“My friends told me that the cameras were connected to the Public Security Bureau and regional committee office,” he said.
“If any incident occurs which is deemed to cause discomfort to [Han] Chinese costumers, the restaurant will be forced to close for 15 days, during which the owner and restaurant security personnel would be detained.”
The businessman said that residents of Hotan had also been ordered to destroy any religious objects in their home as part of “strike hard” campaigns regularly conducted by authorities in Xinjiang, which include police raids on Uyghur households, restrictions on Islamic practices, and curbs on the culture and language of the Uyghur people, such as videos and other material.
“Any items with Arabic writing—whether written in simple Uyghur Arabic script or religious Arabic script—were ordered destroyed,” he said.
“We actually witnessed people smashing such items.”
On his return to Kashgar, the businessman said he did not encounter any road checkpoints that held Han Chinese and Uyghurs to different security standards.
Uyghurs and Hans ‘divided’
While reports indicate that authorities have set up additional security measures at the entrances to villages, towns and cities throughout Hotan prefecture in the wake of the two recent attacks, the businessman’s account is the first to suggest that Han Chinese in the region are being allowed to bypass checkpoints.
A police officer at a station in Hotan confirmed the use of a “green lane” for Han Chinese and “law enforcement” approaching the city, when contacted by RFA.
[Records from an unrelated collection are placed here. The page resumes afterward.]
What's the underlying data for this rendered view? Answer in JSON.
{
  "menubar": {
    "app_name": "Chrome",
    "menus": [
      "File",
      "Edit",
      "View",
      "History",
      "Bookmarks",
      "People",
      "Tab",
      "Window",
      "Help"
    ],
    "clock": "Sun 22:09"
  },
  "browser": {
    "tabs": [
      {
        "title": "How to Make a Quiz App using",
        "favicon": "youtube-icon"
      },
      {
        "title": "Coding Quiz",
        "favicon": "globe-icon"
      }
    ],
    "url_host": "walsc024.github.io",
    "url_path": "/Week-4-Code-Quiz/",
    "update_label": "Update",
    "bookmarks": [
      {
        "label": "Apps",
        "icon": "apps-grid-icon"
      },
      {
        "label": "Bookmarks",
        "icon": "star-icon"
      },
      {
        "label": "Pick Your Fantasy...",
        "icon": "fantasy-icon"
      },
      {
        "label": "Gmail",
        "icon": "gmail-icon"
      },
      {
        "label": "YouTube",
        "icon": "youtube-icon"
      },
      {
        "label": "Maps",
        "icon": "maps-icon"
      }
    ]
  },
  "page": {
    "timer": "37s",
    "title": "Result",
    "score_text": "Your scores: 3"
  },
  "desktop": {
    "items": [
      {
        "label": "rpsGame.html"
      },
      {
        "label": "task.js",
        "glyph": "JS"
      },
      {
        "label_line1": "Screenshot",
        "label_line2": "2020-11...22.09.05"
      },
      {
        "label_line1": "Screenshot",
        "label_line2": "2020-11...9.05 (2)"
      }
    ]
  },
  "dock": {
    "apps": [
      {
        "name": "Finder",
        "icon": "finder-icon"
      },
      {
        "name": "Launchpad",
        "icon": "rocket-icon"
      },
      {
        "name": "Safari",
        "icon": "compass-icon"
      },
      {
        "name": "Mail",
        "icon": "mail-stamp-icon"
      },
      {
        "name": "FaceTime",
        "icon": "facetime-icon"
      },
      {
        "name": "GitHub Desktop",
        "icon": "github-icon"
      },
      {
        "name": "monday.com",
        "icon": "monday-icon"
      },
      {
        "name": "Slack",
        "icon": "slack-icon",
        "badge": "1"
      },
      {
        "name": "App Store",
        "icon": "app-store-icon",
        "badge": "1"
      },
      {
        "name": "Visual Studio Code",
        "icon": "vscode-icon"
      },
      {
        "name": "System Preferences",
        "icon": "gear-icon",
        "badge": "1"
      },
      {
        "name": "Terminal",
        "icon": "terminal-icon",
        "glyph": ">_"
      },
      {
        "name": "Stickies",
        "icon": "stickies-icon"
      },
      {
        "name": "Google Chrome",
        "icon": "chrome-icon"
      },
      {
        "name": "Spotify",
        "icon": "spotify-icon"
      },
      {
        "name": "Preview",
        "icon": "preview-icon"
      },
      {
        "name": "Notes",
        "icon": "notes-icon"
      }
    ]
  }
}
“People who hold special permits from the Public Security Bureau and judiciary can freely pass [the checkpoint] via the green lane … [while] all other people must pass through the ID and body scanner checkpoints,” said the officer, who also asked to remain unnamed.
“[Everybody with the judiciary] and Han people can pass through, and others must go through the safety inspection.”
Only Uyghurs “who belong to law enforcement” can bypass the checkpoint,” he said, though Han Chinese drivers do not have to be members of law enforcement to use the “green lane.”
“The Uyghurs and Hans are divided,” the officer said.
“If you are driving in the right lane, you will see the checkpoint. If you’re driving in the left lane, you will see a ‘pass through’ sign.”
The ruling Chinese Communist Party blames some Uyghurs for a string of violent attacks and clashes in China in recent years, but critics say the government has exaggerated the threat from the ethnic group, and that repressive domestic policies are responsible for violence that has left hundreds dead since 2009.
Last week, the official Global Times reported that authorities in Kashgar and nearby Tumshuk (Tumushuke) city had begun deploying new “high-tech body security scanners” for road security checks, in a bid to “enhance counter-terrorism work” in the lead up to the 19th National Congress of the China’s Communist Party on Oct. 18.
(Reported by Jilil Kashgary for RFA’s Uyghur Service. Translated by Mamatjan Juma. Written in English by Joshua Lipes.)
(Paramilitary police officers stand guard outside a shopping mall in the city of Hotan, northwestern China’s Xinjiang region, April 16, 2015. Photo: AFP)